Australian private sector credit growth topped expectations in April, expanding by 0.5% compared to predictions of a 0.4% increase. It left annual pace of growth at 6.7%, up from 6.4% in March.
Continuing the pattern of recent months, growth in housing and business credit did all of the heavy lifting, helping to mitigate a further contraction in personal lending.
Housing credit grew by 0.4% following a 0.5% lift in March, seeing the annual pace of growth slow to 7.0% from 7.3%.
By category, credit to owner-occupiers expended by 0.5% — unchanged from March — leaving annual growth at 7.3%, the fastest acceleration since August 2010.
Despite a pick up in the value of new lending to housing investors, overall credit growth to that category slowed to 0.3%, dropping the annual increase to a 32-month low of 6.5%.
Fitting with the view of the Reserve Bank of Australia that “supervisory measures are strengthening lending standards”, credit growth to investors is now running well below the 10% annual level targeted by Australia’s banking regulator, APRA.

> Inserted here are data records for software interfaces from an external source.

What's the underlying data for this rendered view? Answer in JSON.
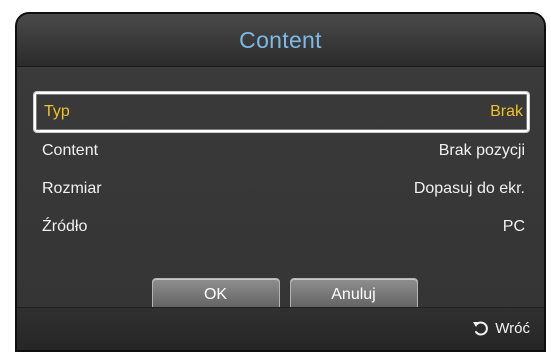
{
  "dialog": {
    "title": "Content",
    "rows": [
      {
        "label": "Typ",
        "value": "Brak"
      },
      {
        "label": "Content",
        "value": "Brak pozycji"
      },
      {
        "label": "Rozmiar",
        "value": "Dopasuj do ekr."
      },
      {
        "label": "Źródło",
        "value": "PC"
      }
    ],
    "buttons": {
      "ok": "OK",
      "cancel": "Anuluj"
    },
    "footer": {
      "return_label": "Wróć",
      "return_icon": "return-arrow-icon"
    }
  },
  "colors": {
    "title": "#7fb9e6",
    "selected_text": "#f0c12a",
    "panel": "#383838",
    "text": "#f1f1f1"
  }
}
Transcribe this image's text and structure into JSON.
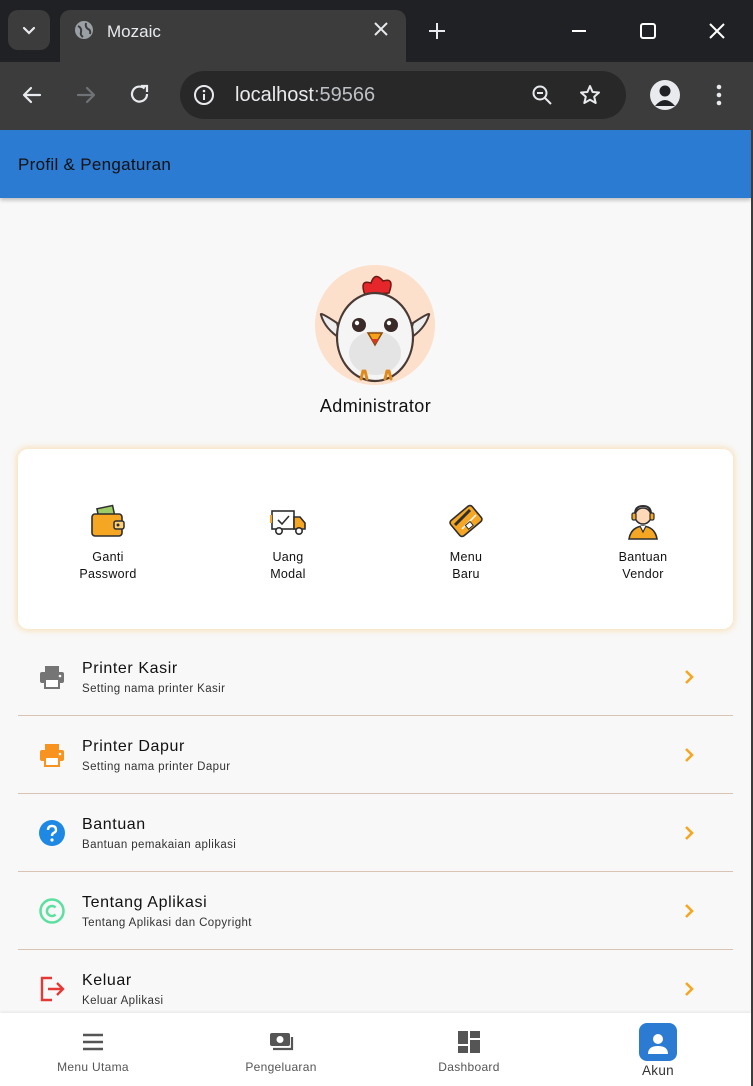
{
  "browser": {
    "tab_title": "Mozaic",
    "url_host": "localhost",
    "url_port": ":59566"
  },
  "app": {
    "header_title": "Profil & Pengaturan",
    "user_name": "Administrator",
    "quick_actions": [
      {
        "label": "Ganti\nPassword",
        "icon": "wallet-icon"
      },
      {
        "label": "Uang\nModal",
        "icon": "delivery-truck-icon"
      },
      {
        "label": "Menu\nBaru",
        "icon": "credit-card-icon"
      },
      {
        "label": "Bantuan\nVendor",
        "icon": "support-agent-icon"
      }
    ],
    "menu": [
      {
        "title": "Printer Kasir",
        "subtitle": "Setting nama printer Kasir",
        "icon": "printer-icon",
        "color": "#757575"
      },
      {
        "title": "Printer Dapur",
        "subtitle": "Setting nama printer Dapur",
        "icon": "printer-icon",
        "color": "#f7931e"
      },
      {
        "title": "Bantuan",
        "subtitle": "Bantuan pemakaian aplikasi",
        "icon": "help-icon",
        "color": "#1e88e5"
      },
      {
        "title": "Tentang Aplikasi",
        "subtitle": "Tentang Aplikasi dan Copyright",
        "icon": "copyright-icon",
        "color": "#5be0a0"
      },
      {
        "title": "Keluar",
        "subtitle": "Keluar Aplikasi",
        "icon": "logout-icon",
        "color": "#e53935"
      }
    ],
    "bottom_nav": [
      {
        "label": "Menu Utama",
        "icon": "menu-icon",
        "active": false
      },
      {
        "label": "Pengeluaran",
        "icon": "payments-icon",
        "active": false
      },
      {
        "label": "Dashboard",
        "icon": "dashboard-icon",
        "active": false
      },
      {
        "label": "Akun",
        "icon": "person-icon",
        "active": true
      }
    ],
    "colors": {
      "primary": "#2b7bd3",
      "chevron": "#f5a623"
    }
  }
}
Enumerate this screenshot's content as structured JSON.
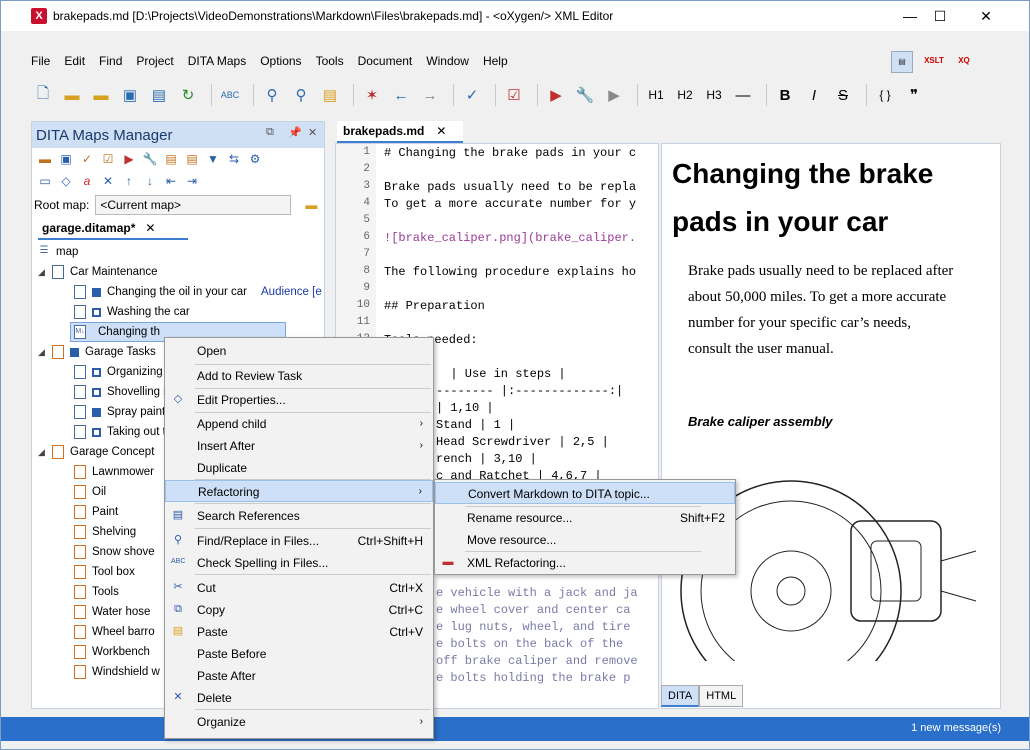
{
  "window": {
    "title": "brakepads.md [D:\\Projects\\VideoDemonstrations\\Markdown\\Files\\brakepads.md] - <oXygen/> XML Editor",
    "minimize": "—",
    "maximize": "☐",
    "close": "✕"
  },
  "menu": [
    "File",
    "Edit",
    "Find",
    "Project",
    "DITA Maps",
    "Options",
    "Tools",
    "Document",
    "Window",
    "Help"
  ],
  "toolbar": {
    "h1": "H1",
    "h2": "H2",
    "h3": "H3",
    "hr": "—",
    "bold": "B",
    "italic": "I",
    "strike": "S",
    "braces": "{ }",
    "quote": "❞",
    "xslt": "XSLT",
    "xq": "XQ"
  },
  "maps_panel": {
    "title": "DITA Maps Manager",
    "root_map_label": "Root map:",
    "root_map_value": "<Current map>",
    "tab": "garage.ditamap*",
    "tree": [
      {
        "label": "map",
        "indent": 0
      },
      {
        "label": "Car Maintenance",
        "indent": 1
      },
      {
        "label": "Changing the oil in your car",
        "extra": "Audience [e",
        "indent": 2
      },
      {
        "label": "Washing the car",
        "indent": 2
      },
      {
        "label": "Changing th",
        "indent": 2,
        "selected": true
      },
      {
        "label": "Garage Tasks",
        "indent": 1
      },
      {
        "label": "Organizing t",
        "indent": 2
      },
      {
        "label": "Shovelling s",
        "indent": 2
      },
      {
        "label": "Spray painti",
        "indent": 2
      },
      {
        "label": "Taking out t",
        "indent": 2
      },
      {
        "label": "Garage Concept",
        "indent": 1
      },
      {
        "label": "Lawnmower",
        "indent": 2
      },
      {
        "label": "Oil",
        "indent": 2
      },
      {
        "label": "Paint",
        "indent": 2
      },
      {
        "label": "Shelving",
        "indent": 2
      },
      {
        "label": "Snow shove",
        "indent": 2
      },
      {
        "label": "Tool box",
        "indent": 2
      },
      {
        "label": "Tools",
        "indent": 2
      },
      {
        "label": "Water hose",
        "indent": 2
      },
      {
        "label": "Wheel barro",
        "indent": 2
      },
      {
        "label": "Workbench",
        "indent": 2
      },
      {
        "label": "Windshield w",
        "indent": 2
      }
    ]
  },
  "editor": {
    "tab": "brakepads.md",
    "lines": [
      "1",
      "2",
      "3",
      "4",
      "5",
      "6",
      "7",
      "8",
      "9",
      "10",
      "11",
      "12"
    ],
    "code": [
      "# Changing the brake pads in your c",
      "",
      "Brake pads usually need to be repla",
      "To get a more accurate number for y",
      "",
      "![brake_caliper.png](brake_caliper.",
      "",
      "The following procedure explains ho",
      "",
      "## Preparation",
      "",
      "Tools needed:"
    ],
    "code_tail": [
      "  | Use in steps |",
      "-------- |:-------------:|",
      "| 1,10 |",
      "Stand | 1 |",
      "Head Screwdriver | 2,5 |",
      "rench | 3,10 |",
      "c and Ratchet | 4,6,7 |"
    ],
    "code_tail2": [
      "e vehicle with a jack and ja",
      "e wheel cover and center ca",
      "e lug nuts, wheel, and tire",
      "e bolts on the back of the",
      "off brake caliper and remove",
      "e bolts holding the brake p"
    ]
  },
  "preview": {
    "title": "Changing the brake pads in your car",
    "paragraph": "Brake pads usually need to be replaced after about 50,000 miles. To get a more accurate number for your specific car’s needs, consult the user manual.",
    "caption": "Brake caliper assembly",
    "tab_dita": "DITA",
    "tab_html": "HTML"
  },
  "context_menu": [
    {
      "label": "Open"
    },
    {
      "label": "Add to Review Task"
    },
    {
      "label": "Edit Properties..."
    },
    {
      "label": "Append child",
      "arrow": "›"
    },
    {
      "label": "Insert After",
      "arrow": "›"
    },
    {
      "label": "Duplicate"
    },
    {
      "label": "Refactoring",
      "arrow": "›",
      "highlight": true
    },
    {
      "label": "Search References"
    },
    {
      "label": "Find/Replace in Files...",
      "shortcut": "Ctrl+Shift+H"
    },
    {
      "label": "Check Spelling in Files..."
    },
    {
      "label": "Cut",
      "shortcut": "Ctrl+X"
    },
    {
      "label": "Copy",
      "shortcut": "Ctrl+C"
    },
    {
      "label": "Paste",
      "shortcut": "Ctrl+V"
    },
    {
      "label": "Paste Before"
    },
    {
      "label": "Paste After"
    },
    {
      "label": "Delete"
    },
    {
      "label": "Organize",
      "arrow": "›"
    }
  ],
  "submenu": [
    {
      "label": "Convert Markdown to DITA topic...",
      "highlight": true
    },
    {
      "label": "Rename resource...",
      "shortcut": "Shift+F2"
    },
    {
      "label": "Move resource..."
    },
    {
      "label": "XML Refactoring..."
    }
  ],
  "status": {
    "messages": "1 new message(s)"
  }
}
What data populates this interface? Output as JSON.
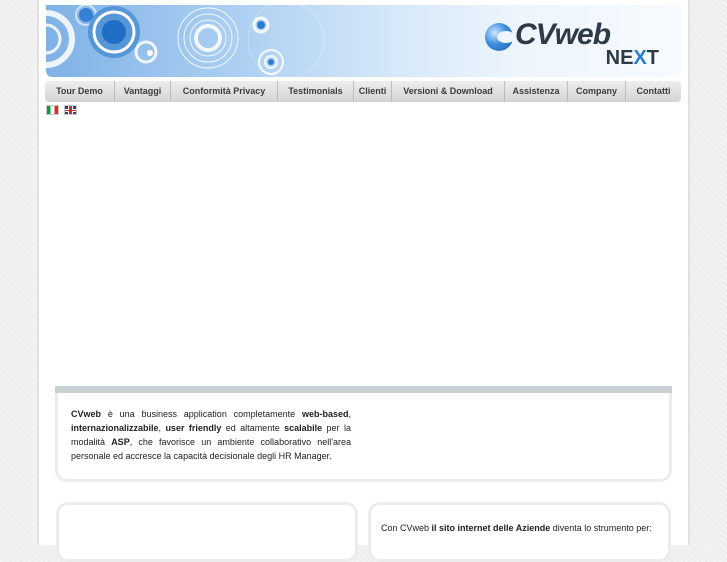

In dollar terms, the outstanding balance of housing loans now stands at $1.556 trillion. Owner-occupier debt stands at $1.005 trillion, the highest level on record, while housing investment loans are around half that at $551.3 billion.
Outside of housing, there was further promising news on Australia’s economic transition with credit growth to businesses jumping by 0.8% in April.
The increase left the annual growth rate at 7.4%, a level not seen since January 2009.
Coincidentally, it was also the first time since February 2009 — the height of the global financial crisis — that annual credit growth to businesses exceeded the housing figure in percentage terms.
Andrew Hanlan, senior economist at Westpac, put the acceleration in credit growth to businesses down to increased investment in existing assets.
“While real investment by the non-mining sectors has been relatively sluggish of late, low interest rates have encouraged investors into existing assets, such as commercial property, in search of yield,’ he said following the release of the April report.
However, keeping with the recent tradition, consumer credit growth remained elusive, contracting yet again in April. It declined by a further 0.1%, leaving it down 0.9% from a year earlier.